Write all of the entries again. Keep them exactly as they are.

★ ★ ★ ★ ★ ★ ★

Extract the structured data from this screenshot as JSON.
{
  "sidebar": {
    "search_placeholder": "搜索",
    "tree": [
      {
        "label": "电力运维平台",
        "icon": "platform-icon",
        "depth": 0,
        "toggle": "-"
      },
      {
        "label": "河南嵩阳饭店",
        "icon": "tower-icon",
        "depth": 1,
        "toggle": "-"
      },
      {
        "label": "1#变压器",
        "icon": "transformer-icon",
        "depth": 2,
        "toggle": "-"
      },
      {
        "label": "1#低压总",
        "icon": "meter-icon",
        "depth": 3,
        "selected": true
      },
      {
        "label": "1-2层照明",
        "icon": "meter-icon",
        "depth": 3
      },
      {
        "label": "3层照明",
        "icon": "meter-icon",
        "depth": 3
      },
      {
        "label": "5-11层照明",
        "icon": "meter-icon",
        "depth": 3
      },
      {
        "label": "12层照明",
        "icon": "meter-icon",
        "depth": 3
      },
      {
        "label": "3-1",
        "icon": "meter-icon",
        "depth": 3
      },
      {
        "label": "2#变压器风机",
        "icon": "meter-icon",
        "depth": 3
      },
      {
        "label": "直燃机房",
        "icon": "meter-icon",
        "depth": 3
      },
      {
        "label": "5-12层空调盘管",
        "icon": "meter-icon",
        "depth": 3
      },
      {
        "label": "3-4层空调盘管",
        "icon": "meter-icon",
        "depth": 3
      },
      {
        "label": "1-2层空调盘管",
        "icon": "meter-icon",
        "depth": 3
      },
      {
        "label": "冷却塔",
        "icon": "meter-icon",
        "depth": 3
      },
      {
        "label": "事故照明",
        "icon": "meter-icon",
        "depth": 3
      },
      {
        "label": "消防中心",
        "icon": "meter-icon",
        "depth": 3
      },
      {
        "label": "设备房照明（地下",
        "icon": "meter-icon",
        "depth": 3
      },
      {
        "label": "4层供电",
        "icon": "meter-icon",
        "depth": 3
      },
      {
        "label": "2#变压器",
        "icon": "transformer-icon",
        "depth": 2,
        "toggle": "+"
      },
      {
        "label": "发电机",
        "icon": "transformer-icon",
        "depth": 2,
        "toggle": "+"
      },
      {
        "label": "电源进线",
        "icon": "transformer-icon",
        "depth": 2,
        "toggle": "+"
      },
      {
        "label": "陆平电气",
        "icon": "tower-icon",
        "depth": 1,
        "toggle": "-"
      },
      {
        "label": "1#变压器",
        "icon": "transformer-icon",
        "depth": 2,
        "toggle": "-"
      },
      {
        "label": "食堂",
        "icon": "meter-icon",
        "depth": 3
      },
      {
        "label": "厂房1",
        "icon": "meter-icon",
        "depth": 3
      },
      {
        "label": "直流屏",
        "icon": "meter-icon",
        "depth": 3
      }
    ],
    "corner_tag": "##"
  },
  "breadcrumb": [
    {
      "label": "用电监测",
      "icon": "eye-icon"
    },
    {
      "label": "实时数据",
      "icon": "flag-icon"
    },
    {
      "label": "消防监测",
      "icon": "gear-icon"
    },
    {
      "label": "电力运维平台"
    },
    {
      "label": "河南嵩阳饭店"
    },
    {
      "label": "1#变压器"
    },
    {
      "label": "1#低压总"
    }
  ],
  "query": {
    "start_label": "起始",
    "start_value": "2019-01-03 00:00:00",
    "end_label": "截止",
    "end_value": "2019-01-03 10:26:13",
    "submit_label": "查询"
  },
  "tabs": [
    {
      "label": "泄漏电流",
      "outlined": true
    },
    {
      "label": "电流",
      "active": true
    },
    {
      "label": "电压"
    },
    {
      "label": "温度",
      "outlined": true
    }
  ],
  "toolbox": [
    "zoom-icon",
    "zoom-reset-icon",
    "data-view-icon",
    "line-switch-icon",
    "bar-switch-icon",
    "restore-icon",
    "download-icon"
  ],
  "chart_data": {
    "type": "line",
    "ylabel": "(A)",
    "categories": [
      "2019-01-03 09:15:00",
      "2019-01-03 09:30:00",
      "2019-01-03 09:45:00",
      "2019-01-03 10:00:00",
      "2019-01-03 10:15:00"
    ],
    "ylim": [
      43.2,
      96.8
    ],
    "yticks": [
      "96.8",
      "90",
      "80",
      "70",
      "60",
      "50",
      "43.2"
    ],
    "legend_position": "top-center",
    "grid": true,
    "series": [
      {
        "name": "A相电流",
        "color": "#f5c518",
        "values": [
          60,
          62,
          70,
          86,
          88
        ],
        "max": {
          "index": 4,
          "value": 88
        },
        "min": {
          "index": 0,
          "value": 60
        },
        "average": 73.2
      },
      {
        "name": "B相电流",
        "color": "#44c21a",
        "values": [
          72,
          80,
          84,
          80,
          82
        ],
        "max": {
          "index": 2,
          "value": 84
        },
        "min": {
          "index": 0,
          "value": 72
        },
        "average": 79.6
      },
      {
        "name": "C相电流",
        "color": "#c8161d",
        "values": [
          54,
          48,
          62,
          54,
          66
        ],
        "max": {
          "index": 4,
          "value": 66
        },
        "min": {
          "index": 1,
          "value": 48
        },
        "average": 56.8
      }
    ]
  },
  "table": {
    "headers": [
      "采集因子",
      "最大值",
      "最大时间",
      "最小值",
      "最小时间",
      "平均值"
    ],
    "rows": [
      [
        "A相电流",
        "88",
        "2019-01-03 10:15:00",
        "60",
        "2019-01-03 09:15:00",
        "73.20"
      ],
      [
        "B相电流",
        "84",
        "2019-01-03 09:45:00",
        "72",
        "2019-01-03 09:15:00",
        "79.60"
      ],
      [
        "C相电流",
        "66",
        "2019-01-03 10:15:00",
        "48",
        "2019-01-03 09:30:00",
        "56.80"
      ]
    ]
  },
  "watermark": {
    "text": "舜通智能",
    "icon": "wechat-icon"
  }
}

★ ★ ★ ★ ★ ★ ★

Expected output.
Extract the structured data from this screenshot as JSON.
{
  "sidebar": {
    "search_placeholder": "搜索",
    "tree": [
      {
        "label": "电力运维平台",
        "icon": "platform-icon",
        "depth": 0,
        "toggle": "-"
      },
      {
        "label": "河南嵩阳饭店",
        "icon": "tower-icon",
        "depth": 1,
        "toggle": "-"
      },
      {
        "label": "1#变压器",
        "icon": "transformer-icon",
        "depth": 2,
        "toggle": "-"
      },
      {
        "label": "1#低压总",
        "icon": "meter-icon",
        "depth": 3,
        "selected": true
      },
      {
        "label": "1-2层照明",
        "icon": "meter-icon",
        "depth": 3
      },
      {
        "label": "3层照明",
        "icon": "meter-icon",
        "depth": 3
      },
      {
        "label": "5-11层照明",
        "icon": "meter-icon",
        "depth": 3
      },
      {
        "label": "12层照明",
        "icon": "meter-icon",
        "depth": 3
      },
      {
        "label": "3-1",
        "icon": "meter-icon",
        "depth": 3
      },
      {
        "label": "2#变压器风机",
        "icon": "meter-icon",
        "depth": 3
      },
      {
        "label": "直燃机房",
        "icon": "meter-icon",
        "depth": 3
      },
      {
        "label": "5-12层空调盘管",
        "icon": "meter-icon",
        "depth": 3
      },
      {
        "label": "3-4层空调盘管",
        "icon": "meter-icon",
        "depth": 3
      },
      {
        "label": "1-2层空调盘管",
        "icon": "meter-icon",
        "depth": 3
      },
      {
        "label": "冷却塔",
        "icon": "meter-icon",
        "depth": 3
      },
      {
        "label": "事故照明",
        "icon": "meter-icon",
        "depth": 3
      },
      {
        "label": "消防中心",
        "icon": "meter-icon",
        "depth": 3
      },
      {
        "label": "设备房照明（地下",
        "icon": "meter-icon",
        "depth": 3
      },
      {
        "label": "4层供电",
        "icon": "meter-icon",
        "depth": 3
      },
      {
        "label": "2#变压器",
        "icon": "transformer-icon",
        "depth": 2,
        "toggle": "+"
      },
      {
        "label": "发电机",
        "icon": "transformer-icon",
        "depth": 2,
        "toggle": "+"
      },
      {
        "label": "电源进线",
        "icon": "transformer-icon",
        "depth": 2,
        "toggle": "+"
      },
      {
        "label": "陆平电气",
        "icon": "tower-icon",
        "depth": 1,
        "toggle": "-"
      },
      {
        "label": "1#变压器",
        "icon": "transformer-icon",
        "depth": 2,
        "toggle": "-"
      },
      {
        "label": "食堂",
        "icon": "meter-icon",
        "depth": 3
      },
      {
        "label": "厂房1",
        "icon": "meter-icon",
        "depth": 3
      },
      {
        "label": "直流屏",
        "icon": "meter-icon",
        "depth": 3
      }
    ],
    "corner_tag": "##"
  },
  "breadcrumb": [
    {
      "label": "用电监测",
      "icon": "eye-icon"
    },
    {
      "label": "实时数据",
      "icon": "flag-icon"
    },
    {
      "label": "消防监测",
      "icon": "gear-icon"
    },
    {
      "label": "电力运维平台"
    },
    {
      "label": "河南嵩阳饭店"
    },
    {
      "label": "1#变压器"
    },
    {
      "label": "1#低压总"
    }
  ],
  "query": {
    "start_label": "起始",
    "start_value": "2019-01-03 00:00:00",
    "end_label": "截止",
    "end_value": "2019-01-03 10:26:13",
    "submit_label": "查询"
  },
  "tabs": [
    {
      "label": "泄漏电流",
      "outlined": true
    },
    {
      "label": "电流",
      "active": true
    },
    {
      "label": "电压"
    },
    {
      "label": "温度",
      "outlined": true
    }
  ],
  "toolbox": [
    "zoom-icon",
    "zoom-reset-icon",
    "data-view-icon",
    "line-switch-icon",
    "bar-switch-icon",
    "restore-icon",
    "download-icon"
  ],
  "chart_data": {
    "type": "line",
    "ylabel": "(A)",
    "categories": [
      "2019-01-03 09:15:00",
      "2019-01-03 09:30:00",
      "2019-01-03 09:45:00",
      "2019-01-03 10:00:00",
      "2019-01-03 10:15:00"
    ],
    "ylim": [
      43.2,
      96.8
    ],
    "yticks": [
      "96.8",
      "90",
      "80",
      "70",
      "60",
      "50",
      "43.2"
    ],
    "legend_position": "top-center",
    "grid": true,
    "series": [
      {
        "name": "A相电流",
        "color": "#f5c518",
        "values": [
          60,
          62,
          70,
          86,
          88
        ],
        "max": {
          "index": 4,
          "value": 88
        },
        "min": {
          "index": 0,
          "value": 60
        },
        "average": 73.2
      },
      {
        "name": "B相电流",
        "color": "#44c21a",
        "values": [
          72,
          80,
          84,
          80,
          82
        ],
        "max": {
          "index": 2,
          "value": 84
        },
        "min": {
          "index": 0,
          "value": 72
        },
        "average": 79.6
      },
      {
        "name": "C相电流",
        "color": "#c8161d",
        "values": [
          54,
          48,
          62,
          54,
          66
        ],
        "max": {
          "index": 4,
          "value": 66
        },
        "min": {
          "index": 1,
          "value": 48
        },
        "average": 56.8
      }
    ]
  },
  "table": {
    "headers": [
      "采集因子",
      "最大值",
      "最大时间",
      "最小值",
      "最小时间",
      "平均值"
    ],
    "rows": [
      [
        "A相电流",
        "88",
        "2019-01-03 10:15:00",
        "60",
        "2019-01-03 09:15:00",
        "73.20"
      ],
      [
        "B相电流",
        "84",
        "2019-01-03 09:45:00",
        "72",
        "2019-01-03 09:15:00",
        "79.60"
      ],
      [
        "C相电流",
        "66",
        "2019-01-03 10:15:00",
        "48",
        "2019-01-03 09:30:00",
        "56.80"
      ]
    ]
  },
  "watermark": {
    "text": "舜通智能",
    "icon": "wechat-icon"
  }
}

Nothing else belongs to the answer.